The globally recognised furniture store, famous for its Swedish meatballs and occasionally not so friendly assembly guides, is leaving the USA. The furniture company, IKEA, is moving its plant operations to Europe, where it says production cost are reasonably lessened. IKEA was quick to gauge the cost of raw materials, as they began to creep up on the high side in relation to production operations in Europe. IKEA’s only plant located in southern Virginia town of Danville was "notably higher" in costs.
The business's Danville, Va., plant will be closing in December, which would subsequently lead to approximately 300 job cuts. The facility in Danville started operations in 2008, producing wooden products like storage units and shelves sold in Canada and U.S. IKEA stores.
The move by the Swedish company to take productions to Europe, where the company says it can cut costs, comes as a justification for its decision. IKEA, already owns other operation plants in nine destinations in Europe, including Sweden, Russia, and Poland. Employing over 20,000.
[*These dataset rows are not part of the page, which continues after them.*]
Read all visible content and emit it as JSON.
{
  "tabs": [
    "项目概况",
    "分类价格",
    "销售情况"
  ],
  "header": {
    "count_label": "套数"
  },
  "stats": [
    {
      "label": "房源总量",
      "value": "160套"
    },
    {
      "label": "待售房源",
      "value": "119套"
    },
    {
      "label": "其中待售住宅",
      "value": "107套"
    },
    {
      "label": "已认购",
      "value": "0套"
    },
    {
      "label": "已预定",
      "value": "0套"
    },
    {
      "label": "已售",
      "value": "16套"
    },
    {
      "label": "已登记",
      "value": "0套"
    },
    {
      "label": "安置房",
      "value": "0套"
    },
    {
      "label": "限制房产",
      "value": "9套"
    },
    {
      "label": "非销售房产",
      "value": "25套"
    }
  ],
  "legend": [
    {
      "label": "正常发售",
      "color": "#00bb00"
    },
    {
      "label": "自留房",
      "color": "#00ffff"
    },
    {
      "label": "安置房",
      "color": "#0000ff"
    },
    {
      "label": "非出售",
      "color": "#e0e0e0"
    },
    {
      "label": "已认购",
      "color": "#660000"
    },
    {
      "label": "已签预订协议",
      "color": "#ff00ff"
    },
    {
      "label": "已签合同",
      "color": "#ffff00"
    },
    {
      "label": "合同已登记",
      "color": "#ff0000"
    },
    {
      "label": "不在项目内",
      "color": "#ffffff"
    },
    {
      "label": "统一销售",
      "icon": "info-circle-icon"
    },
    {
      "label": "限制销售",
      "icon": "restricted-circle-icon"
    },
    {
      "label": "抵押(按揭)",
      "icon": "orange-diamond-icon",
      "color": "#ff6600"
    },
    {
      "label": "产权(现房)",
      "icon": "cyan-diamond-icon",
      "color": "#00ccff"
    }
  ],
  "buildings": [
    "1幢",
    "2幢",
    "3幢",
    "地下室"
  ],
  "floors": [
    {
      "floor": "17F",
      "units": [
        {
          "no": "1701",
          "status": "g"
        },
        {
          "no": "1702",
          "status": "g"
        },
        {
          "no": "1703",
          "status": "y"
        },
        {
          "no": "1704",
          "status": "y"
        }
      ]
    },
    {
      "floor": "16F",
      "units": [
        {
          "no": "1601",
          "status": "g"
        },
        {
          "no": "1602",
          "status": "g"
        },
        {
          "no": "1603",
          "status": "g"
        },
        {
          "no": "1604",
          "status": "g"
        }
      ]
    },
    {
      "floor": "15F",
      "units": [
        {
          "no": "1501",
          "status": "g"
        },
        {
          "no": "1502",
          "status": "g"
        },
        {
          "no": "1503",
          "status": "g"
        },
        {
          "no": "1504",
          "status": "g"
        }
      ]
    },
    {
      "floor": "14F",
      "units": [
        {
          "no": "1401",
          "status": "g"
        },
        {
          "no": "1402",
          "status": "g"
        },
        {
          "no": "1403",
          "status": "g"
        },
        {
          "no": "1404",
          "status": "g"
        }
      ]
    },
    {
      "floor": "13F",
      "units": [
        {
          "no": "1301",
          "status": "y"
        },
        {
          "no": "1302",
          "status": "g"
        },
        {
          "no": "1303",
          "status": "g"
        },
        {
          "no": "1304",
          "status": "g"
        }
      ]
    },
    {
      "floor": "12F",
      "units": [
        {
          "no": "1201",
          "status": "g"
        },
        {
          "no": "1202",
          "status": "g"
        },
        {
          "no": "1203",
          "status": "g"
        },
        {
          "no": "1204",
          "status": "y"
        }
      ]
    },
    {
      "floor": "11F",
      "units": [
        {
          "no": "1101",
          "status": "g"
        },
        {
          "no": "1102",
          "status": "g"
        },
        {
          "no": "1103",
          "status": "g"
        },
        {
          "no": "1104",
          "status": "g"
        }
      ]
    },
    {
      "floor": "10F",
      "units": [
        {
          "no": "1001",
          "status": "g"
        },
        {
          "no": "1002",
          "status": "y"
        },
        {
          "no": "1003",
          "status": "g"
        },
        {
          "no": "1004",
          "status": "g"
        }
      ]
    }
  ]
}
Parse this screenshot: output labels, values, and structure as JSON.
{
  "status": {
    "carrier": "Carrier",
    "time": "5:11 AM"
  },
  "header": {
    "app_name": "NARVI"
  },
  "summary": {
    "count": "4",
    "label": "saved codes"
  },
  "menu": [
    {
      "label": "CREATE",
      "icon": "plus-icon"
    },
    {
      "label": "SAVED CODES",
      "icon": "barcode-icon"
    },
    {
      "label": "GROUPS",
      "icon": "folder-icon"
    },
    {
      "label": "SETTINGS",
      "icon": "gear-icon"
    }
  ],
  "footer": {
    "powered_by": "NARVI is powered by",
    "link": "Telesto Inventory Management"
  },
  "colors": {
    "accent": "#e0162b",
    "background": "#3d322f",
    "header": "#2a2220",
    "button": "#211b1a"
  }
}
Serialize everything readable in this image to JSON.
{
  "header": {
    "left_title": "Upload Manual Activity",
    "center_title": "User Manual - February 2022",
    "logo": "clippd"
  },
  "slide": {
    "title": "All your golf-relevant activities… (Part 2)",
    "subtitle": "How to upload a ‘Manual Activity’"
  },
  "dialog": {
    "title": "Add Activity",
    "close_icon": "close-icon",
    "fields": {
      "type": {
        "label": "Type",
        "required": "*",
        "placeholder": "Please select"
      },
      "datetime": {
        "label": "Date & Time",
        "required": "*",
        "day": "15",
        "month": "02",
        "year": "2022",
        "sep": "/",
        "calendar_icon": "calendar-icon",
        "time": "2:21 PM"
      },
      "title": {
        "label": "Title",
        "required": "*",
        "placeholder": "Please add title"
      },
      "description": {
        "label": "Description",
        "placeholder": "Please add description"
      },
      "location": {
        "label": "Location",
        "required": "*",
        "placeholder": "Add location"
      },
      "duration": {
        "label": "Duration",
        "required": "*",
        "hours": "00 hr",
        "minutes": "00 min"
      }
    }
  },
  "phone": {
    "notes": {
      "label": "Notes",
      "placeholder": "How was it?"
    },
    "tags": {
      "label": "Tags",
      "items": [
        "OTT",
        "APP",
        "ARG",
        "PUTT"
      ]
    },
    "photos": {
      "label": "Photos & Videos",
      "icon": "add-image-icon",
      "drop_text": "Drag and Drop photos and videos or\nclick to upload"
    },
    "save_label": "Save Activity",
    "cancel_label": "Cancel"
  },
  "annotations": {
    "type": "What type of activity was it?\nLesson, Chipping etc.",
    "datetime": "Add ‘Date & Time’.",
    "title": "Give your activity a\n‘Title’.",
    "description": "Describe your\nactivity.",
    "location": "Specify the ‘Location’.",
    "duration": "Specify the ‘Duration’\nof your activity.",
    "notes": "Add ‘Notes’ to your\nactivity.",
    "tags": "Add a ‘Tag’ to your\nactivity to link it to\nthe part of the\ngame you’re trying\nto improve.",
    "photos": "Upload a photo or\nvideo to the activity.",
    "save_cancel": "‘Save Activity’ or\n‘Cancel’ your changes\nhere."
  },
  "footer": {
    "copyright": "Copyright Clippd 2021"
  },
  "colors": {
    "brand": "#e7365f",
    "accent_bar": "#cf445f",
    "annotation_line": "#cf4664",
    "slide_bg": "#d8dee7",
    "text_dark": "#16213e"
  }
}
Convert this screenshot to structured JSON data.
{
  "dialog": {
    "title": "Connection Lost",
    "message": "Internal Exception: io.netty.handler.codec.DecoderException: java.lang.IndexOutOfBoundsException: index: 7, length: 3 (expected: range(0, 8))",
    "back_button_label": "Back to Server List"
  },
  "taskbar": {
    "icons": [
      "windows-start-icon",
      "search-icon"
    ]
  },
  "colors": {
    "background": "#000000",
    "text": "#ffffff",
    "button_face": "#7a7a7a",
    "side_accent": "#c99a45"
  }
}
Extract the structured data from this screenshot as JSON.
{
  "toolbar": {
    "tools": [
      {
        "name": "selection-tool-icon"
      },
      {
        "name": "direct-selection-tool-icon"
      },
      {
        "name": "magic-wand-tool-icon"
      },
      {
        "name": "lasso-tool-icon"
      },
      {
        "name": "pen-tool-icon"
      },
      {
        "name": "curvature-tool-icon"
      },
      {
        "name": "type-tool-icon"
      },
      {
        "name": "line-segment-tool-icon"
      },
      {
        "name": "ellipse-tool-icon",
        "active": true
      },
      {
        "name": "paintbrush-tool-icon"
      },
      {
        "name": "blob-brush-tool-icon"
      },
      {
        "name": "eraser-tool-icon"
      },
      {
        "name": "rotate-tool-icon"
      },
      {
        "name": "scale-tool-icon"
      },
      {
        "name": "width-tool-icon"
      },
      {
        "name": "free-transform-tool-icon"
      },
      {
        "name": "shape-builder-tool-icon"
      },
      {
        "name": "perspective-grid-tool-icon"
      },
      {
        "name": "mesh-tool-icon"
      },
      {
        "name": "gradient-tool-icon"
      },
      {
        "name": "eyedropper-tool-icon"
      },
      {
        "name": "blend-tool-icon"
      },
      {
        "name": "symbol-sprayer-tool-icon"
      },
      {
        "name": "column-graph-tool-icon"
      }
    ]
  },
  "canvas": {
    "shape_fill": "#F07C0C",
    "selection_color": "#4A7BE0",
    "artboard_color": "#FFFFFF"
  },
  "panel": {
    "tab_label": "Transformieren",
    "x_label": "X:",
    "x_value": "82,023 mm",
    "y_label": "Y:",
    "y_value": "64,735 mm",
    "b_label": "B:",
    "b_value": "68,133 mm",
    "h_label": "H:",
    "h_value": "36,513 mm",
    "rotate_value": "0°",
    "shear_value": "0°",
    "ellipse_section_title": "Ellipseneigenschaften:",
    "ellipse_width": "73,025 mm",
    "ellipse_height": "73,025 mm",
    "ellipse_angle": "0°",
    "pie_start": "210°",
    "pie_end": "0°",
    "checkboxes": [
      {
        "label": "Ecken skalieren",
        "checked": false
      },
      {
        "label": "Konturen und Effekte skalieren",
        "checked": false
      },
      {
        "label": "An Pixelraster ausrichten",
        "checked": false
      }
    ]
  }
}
Democratic Senator, Tim Kaine of Virginia, tweeted about IKEA employees showing concerns about the tariffs. The employees' concerns were about how the tariffs are set to affect the costs of raw material at the Danville plant, which depended greatly on imports. IKEA offered no immediate response when asked if the tariffs held any role in its choice in migrating operations.
IKEA also recently took a move in its retail strategy that sees the furniture powerhouse become accustomed to the growth in its online shopping. The recent steps have also led to job cuts in other sections of the company. The furniture company has regularly made investments in its digital fulfilment centres and online pickup services. A notable plan was the purchase of TaskRabbit, an online market for seeking gig workers, by IKEA in 2017.
Ingka Group, a Swedish holding company, is responsible for the ownership and operation of most IKEA's stores. The Swedish holding company announced last year of its intention to lay off around 7,500 staffs, or 5% of its total labour force, and building 30 smaller stores across major cities around the globe in the coming years. To that effect, IKEA has begun launching small stores across big cities to entice younger shoppers.
The Swedish company said it could, in due course, create jobs for around 11,500 employees as a result of the incoming shift.